§ Work to complete:
Read each line of the material and note whether it contains "icon". Give the number of such lines and nothing else.
___ Provided records
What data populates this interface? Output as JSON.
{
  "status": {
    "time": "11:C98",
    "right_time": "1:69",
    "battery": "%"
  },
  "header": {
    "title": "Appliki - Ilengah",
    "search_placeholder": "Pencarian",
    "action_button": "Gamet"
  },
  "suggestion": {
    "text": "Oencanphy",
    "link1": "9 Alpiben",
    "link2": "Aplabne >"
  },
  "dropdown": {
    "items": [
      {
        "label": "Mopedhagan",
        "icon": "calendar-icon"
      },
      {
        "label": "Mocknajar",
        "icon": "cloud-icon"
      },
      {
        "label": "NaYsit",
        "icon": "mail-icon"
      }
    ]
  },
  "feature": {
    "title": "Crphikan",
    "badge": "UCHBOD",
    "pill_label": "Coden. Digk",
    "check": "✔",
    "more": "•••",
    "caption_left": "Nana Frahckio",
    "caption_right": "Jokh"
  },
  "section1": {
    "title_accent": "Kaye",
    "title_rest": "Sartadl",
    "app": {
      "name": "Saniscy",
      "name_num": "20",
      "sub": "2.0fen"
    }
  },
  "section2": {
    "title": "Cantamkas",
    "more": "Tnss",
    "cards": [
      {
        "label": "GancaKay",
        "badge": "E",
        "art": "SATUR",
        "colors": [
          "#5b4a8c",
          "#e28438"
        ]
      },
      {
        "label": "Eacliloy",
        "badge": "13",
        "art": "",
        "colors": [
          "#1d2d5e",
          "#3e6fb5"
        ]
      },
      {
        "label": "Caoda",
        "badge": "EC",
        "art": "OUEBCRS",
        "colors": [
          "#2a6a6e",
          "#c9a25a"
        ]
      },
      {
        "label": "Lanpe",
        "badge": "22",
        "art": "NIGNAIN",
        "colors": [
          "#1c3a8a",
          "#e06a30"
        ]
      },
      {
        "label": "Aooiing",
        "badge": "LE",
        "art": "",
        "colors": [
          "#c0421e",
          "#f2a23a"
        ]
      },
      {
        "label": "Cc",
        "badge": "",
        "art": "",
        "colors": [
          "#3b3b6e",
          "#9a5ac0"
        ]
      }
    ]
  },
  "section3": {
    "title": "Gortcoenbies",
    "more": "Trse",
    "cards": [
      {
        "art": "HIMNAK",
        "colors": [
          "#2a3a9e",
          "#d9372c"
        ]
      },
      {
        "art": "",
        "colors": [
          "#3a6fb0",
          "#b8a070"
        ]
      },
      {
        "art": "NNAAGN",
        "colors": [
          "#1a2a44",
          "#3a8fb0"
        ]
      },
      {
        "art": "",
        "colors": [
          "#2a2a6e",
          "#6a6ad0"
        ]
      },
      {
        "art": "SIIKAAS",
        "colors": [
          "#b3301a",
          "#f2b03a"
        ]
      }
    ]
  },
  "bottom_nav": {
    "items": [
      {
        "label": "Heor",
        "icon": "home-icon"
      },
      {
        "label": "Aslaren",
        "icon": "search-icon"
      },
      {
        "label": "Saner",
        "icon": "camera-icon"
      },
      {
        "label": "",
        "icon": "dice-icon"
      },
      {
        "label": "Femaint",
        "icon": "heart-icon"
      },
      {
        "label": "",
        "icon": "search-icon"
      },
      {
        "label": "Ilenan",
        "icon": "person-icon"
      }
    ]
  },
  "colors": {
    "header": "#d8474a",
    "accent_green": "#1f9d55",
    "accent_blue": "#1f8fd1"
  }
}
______
§ Completed exercise:
10